The problem
Repeat the listing in full, preserving every character.

↓↓↓

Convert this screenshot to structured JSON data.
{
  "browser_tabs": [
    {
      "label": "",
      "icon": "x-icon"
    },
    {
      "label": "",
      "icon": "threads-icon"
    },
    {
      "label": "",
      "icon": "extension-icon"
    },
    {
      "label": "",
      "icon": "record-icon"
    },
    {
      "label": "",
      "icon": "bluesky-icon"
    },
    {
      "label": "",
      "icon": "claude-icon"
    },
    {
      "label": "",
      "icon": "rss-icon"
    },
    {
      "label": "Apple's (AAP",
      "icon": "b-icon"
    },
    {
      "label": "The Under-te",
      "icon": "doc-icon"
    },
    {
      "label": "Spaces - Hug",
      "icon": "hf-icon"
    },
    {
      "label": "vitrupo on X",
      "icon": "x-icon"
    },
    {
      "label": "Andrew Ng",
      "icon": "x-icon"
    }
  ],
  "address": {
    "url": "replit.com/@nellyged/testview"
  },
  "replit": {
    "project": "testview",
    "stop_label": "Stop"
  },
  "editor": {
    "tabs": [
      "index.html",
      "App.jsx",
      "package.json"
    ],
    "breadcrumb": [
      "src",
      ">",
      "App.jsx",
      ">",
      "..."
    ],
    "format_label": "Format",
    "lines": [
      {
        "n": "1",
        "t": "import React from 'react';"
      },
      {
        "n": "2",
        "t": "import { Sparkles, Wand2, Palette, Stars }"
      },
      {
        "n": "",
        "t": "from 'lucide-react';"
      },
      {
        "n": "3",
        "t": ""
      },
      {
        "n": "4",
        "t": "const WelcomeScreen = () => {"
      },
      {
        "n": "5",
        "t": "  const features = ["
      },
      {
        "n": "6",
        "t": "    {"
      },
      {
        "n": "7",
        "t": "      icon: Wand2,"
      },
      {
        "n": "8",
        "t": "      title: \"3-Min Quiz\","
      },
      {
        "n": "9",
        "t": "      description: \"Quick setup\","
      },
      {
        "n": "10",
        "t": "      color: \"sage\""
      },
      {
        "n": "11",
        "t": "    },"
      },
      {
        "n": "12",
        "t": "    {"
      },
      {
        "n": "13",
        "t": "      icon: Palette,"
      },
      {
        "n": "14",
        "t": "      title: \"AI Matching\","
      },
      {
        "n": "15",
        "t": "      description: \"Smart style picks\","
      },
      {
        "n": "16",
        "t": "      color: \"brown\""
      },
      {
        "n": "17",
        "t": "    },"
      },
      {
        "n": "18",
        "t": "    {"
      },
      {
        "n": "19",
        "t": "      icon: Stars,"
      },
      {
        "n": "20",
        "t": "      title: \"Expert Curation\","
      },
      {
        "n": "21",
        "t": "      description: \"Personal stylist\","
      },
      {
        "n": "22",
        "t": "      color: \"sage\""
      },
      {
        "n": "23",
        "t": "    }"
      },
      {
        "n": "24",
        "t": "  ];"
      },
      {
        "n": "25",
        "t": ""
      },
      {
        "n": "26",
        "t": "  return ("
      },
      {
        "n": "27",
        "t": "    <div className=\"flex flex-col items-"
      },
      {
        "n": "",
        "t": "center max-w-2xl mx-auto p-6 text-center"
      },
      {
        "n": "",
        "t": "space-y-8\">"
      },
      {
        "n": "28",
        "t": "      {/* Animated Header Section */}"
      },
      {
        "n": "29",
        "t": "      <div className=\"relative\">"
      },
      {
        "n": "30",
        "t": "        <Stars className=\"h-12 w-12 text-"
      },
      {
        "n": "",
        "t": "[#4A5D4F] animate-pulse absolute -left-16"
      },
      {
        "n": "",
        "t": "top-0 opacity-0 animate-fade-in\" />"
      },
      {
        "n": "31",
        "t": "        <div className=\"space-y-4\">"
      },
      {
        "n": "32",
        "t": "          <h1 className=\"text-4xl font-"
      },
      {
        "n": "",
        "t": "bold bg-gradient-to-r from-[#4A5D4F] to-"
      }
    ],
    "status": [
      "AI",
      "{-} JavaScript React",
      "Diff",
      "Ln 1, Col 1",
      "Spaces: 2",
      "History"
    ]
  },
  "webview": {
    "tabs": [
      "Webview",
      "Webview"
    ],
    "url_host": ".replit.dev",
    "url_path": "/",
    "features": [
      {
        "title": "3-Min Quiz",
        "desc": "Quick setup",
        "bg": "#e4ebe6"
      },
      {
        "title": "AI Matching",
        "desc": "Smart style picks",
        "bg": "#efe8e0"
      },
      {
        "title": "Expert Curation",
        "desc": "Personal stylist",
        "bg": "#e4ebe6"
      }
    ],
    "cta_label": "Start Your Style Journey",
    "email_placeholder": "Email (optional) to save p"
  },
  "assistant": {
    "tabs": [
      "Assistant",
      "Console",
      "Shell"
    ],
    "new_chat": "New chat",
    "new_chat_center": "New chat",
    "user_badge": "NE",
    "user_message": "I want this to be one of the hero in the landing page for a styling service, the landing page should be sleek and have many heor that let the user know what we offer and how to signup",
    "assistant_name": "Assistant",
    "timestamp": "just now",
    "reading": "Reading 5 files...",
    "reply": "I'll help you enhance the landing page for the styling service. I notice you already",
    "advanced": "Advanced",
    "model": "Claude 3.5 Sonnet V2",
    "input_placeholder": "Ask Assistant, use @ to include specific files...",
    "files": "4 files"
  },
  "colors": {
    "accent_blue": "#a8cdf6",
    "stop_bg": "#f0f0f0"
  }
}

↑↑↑

Reply to the exercise
Convert this screenshot to structured JSON data.
{
  "browser_tabs": [
    {
      "label": "",
      "icon": "x-icon"
    },
    {
      "label": "",
      "icon": "threads-icon"
    },
    {
      "label": "",
      "icon": "extension-icon"
    },
    {
      "label": "",
      "icon": "record-icon"
    },
    {
      "label": "",
      "icon": "bluesky-icon"
    },
    {
      "label": "",
      "icon": "claude-icon"
    },
    {
      "label": "",
      "icon": "rss-icon"
    },
    {
      "label": "Apple's (AAP",
      "icon": "b-icon"
    },
    {
      "label": "The Under-te",
      "icon": "doc-icon"
    },
    {
      "label": "Spaces - Hug",
      "icon": "hf-icon"
    },
    {
      "label": "vitrupo on X",
      "icon": "x-icon"
    },
    {
      "label": "Andrew Ng",
      "icon": "x-icon"
    }
  ],
  "address": {
    "url": "replit.com/@nellyged/testview"
  },
  "replit": {
    "project": "testview",
    "stop_label": "Stop"
  },
  "editor": {
    "tabs": [
      "index.html",
      "App.jsx",
      "package.json"
    ],
    "breadcrumb": [
      "src",
      ">",
      "App.jsx",
      ">",
      "..."
    ],
    "format_label": "Format",
    "lines": [
      {
        "n": "1",
        "t": "import React from 'react';"
      },
      {
        "n": "2",
        "t": "import { Sparkles, Wand2, Palette, Stars }"
      },
      {
        "n": "",
        "t": "from 'lucide-react';"
      },
      {
        "n": "3",
        "t": ""
      },
      {
        "n": "4",
        "t": "const WelcomeScreen = () => {"
      },
      {
        "n": "5",
        "t": "  const features = ["
      },
      {
        "n": "6",
        "t": "    {"
      },
      {
        "n": "7",
        "t": "      icon: Wand2,"
      },
      {
        "n": "8",
        "t": "      title: \"3-Min Quiz\","
      },
      {
        "n": "9",
        "t": "      description: \"Quick setup\","
      },
      {
        "n": "10",
        "t": "      color: \"sage\""
      },
      {
        "n": "11",
        "t": "    },"
      },
      {
        "n": "12",
        "t": "    {"
      },
      {
        "n": "13",
        "t": "      icon: Palette,"
      },
      {
        "n": "14",
        "t": "      title: \"AI Matching\","
      },
      {
        "n": "15",
        "t": "      description: \"Smart style picks\","
      },
      {
        "n": "16",
        "t": "      color: \"brown\""
      },
      {
        "n": "17",
        "t": "    },"
      },
      {
        "n": "18",
        "t": "    {"
      },
      {
        "n": "19",
        "t": "      icon: Stars,"
      },
      {
        "n": "20",
        "t": "      title: \"Expert Curation\","
      },
      {
        "n": "21",
        "t": "      description: \"Personal stylist\","
      },
      {
        "n": "22",
        "t": "      color: \"sage\""
      },
      {
        "n": "23",
        "t": "    }"
      },
      {
        "n": "24",
        "t": "  ];"
      },
      {
        "n": "25",
        "t": ""
      },
      {
        "n": "26",
        "t": "  return ("
      },
      {
        "n": "27",
        "t": "    <div className=\"flex flex-col items-"
      },
      {
        "n": "",
        "t": "center max-w-2xl mx-auto p-6 text-center"
      },
      {
        "n": "",
        "t": "space-y-8\">"
      },
      {
        "n": "28",
        "t": "      {/* Animated Header Section */}"
      },
      {
        "n": "29",
        "t": "      <div className=\"relative\">"
      },
      {
        "n": "30",
        "t": "        <Stars className=\"h-12 w-12 text-"
      },
      {
        "n": "",
        "t": "[#4A5D4F] animate-pulse absolute -left-16"
      },
      {
        "n": "",
        "t": "top-0 opacity-0 animate-fade-in\" />"
      },
      {
        "n": "31",
        "t": "        <div className=\"space-y-4\">"
      },
      {
        "n": "32",
        "t": "          <h1 className=\"text-4xl font-"
      },
      {
        "n": "",
        "t": "bold bg-gradient-to-r from-[#4A5D4F] to-"
      }
    ],
    "status": [
      "AI",
      "{-} JavaScript React",
      "Diff",
      "Ln 1, Col 1",
      "Spaces: 2",
      "History"
    ]
  },
  "webview": {
    "tabs": [
      "Webview",
      "Webview"
    ],
    "url_host": ".replit.dev",
    "url_path": "/",
    "features": [
      {
        "title": "3-Min Quiz",
        "desc": "Quick setup",
        "bg": "#e4ebe6"
      },
      {
        "title": "AI Matching",
        "desc": "Smart style picks",
        "bg": "#efe8e0"
      },
      {
        "title": "Expert Curation",
        "desc": "Personal stylist",
        "bg": "#e4ebe6"
      }
    ],
    "cta_label": "Start Your Style Journey",
    "email_placeholder": "Email (optional) to save p"
  },
  "assistant": {
    "tabs": [
      "Assistant",
      "Console",
      "Shell"
    ],
    "new_chat": "New chat",
    "new_chat_center": "New chat",
    "user_badge": "NE",
    "user_message": "I want this to be one of the hero in the landing page for a styling service, the landing page should be sleek and have many heor that let the user know what we offer and how to signup",
    "assistant_name": "Assistant",
    "timestamp": "just now",
    "reading": "Reading 5 files...",
    "reply": "I'll help you enhance the landing page for the styling service. I notice you already",
    "advanced": "Advanced",
    "model": "Claude 3.5 Sonnet V2",
    "input_placeholder": "Ask Assistant, use @ to include specific files...",
    "files": "4 files"
  },
  "colors": {
    "accent_blue": "#a8cdf6",
    "stop_bg": "#f0f0f0"
  }
}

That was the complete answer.